Interface dataset entries:

####################

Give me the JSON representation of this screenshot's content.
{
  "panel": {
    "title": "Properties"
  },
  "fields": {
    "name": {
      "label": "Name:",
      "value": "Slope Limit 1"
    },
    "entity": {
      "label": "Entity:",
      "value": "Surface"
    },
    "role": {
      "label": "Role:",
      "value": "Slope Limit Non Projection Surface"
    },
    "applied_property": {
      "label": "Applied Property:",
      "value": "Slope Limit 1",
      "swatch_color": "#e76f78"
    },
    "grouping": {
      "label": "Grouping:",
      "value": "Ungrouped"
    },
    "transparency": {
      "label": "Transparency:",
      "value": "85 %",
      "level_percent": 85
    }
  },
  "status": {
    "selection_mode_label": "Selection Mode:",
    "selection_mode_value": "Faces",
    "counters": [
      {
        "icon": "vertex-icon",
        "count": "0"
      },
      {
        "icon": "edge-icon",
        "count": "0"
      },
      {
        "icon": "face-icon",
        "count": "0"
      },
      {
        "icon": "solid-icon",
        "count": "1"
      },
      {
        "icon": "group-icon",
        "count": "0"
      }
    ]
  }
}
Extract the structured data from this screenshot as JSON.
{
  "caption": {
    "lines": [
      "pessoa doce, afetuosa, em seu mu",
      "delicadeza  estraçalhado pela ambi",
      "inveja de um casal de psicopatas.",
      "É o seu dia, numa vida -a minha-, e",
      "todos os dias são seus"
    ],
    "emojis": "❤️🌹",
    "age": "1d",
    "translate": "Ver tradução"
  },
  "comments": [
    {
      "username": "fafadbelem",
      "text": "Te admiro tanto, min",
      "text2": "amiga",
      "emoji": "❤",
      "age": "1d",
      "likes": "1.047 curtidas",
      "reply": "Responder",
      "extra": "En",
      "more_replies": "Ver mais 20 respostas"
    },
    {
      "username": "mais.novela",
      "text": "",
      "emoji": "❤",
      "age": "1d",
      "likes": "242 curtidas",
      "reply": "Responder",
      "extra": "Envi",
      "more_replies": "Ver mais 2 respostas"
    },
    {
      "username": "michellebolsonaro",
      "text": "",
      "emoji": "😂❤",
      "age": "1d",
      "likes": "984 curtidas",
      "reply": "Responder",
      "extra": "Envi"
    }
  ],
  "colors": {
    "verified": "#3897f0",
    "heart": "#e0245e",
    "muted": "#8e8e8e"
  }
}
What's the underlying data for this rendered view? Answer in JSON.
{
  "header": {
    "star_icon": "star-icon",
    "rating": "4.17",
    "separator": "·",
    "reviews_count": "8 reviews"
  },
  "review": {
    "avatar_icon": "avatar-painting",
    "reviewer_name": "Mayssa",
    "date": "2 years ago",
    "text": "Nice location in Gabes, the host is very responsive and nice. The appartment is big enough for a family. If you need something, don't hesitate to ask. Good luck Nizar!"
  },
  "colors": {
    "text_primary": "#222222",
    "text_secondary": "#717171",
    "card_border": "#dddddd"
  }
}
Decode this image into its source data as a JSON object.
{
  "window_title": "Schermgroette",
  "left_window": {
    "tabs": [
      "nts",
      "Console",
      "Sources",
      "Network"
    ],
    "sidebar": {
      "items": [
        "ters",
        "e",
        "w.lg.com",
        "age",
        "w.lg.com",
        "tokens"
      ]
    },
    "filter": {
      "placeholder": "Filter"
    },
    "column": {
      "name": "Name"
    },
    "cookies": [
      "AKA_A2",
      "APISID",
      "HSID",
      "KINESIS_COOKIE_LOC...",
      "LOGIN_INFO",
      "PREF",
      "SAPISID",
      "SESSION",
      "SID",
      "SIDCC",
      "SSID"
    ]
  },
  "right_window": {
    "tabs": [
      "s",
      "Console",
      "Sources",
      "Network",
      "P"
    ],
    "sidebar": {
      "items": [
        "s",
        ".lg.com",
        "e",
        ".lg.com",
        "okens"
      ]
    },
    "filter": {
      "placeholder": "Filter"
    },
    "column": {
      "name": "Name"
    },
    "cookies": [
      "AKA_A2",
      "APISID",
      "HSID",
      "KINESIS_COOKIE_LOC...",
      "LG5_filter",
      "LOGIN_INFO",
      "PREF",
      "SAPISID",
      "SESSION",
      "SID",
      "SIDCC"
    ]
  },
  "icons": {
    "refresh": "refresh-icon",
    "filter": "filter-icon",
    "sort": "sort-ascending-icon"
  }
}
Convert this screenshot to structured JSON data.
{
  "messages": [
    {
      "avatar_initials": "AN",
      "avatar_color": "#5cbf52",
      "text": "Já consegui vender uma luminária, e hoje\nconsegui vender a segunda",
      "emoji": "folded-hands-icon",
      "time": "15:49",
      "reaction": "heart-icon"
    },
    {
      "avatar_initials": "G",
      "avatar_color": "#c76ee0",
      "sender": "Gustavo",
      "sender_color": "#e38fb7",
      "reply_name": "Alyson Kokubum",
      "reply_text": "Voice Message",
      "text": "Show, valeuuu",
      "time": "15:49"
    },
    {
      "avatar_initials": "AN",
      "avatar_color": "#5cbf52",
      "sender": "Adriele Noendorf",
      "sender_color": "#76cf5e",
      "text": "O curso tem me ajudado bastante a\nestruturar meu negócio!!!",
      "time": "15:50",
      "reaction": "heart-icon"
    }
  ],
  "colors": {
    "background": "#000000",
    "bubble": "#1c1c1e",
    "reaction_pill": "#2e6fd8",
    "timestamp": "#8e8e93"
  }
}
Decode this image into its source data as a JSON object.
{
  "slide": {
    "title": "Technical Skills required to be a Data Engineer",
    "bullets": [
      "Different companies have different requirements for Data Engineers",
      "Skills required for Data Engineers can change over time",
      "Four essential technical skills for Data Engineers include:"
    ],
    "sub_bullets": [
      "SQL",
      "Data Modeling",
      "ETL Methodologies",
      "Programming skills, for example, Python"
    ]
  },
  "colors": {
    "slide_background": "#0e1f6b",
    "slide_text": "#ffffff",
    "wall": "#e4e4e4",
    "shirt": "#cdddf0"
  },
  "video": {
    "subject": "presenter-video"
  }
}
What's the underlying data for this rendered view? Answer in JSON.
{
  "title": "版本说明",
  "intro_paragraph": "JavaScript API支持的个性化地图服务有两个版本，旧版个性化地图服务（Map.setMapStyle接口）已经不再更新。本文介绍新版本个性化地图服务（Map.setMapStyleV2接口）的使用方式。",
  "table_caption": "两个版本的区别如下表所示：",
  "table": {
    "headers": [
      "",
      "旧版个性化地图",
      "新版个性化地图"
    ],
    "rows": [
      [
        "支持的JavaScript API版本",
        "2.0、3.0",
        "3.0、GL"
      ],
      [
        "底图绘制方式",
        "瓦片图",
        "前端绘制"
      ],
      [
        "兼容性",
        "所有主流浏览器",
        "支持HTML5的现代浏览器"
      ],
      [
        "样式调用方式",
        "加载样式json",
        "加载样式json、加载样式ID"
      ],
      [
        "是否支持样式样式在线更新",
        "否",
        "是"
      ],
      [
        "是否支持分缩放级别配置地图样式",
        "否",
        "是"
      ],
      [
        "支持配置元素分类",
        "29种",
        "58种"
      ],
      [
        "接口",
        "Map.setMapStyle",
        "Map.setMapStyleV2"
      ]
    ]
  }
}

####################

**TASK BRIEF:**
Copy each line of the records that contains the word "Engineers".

**SOLVED PROBLEM:**
      "Different companies have different requirements for Data Engineers",
      "Skills required for Data Engineers can change over time",
      "Four essential technical skills for Data Engineers include:"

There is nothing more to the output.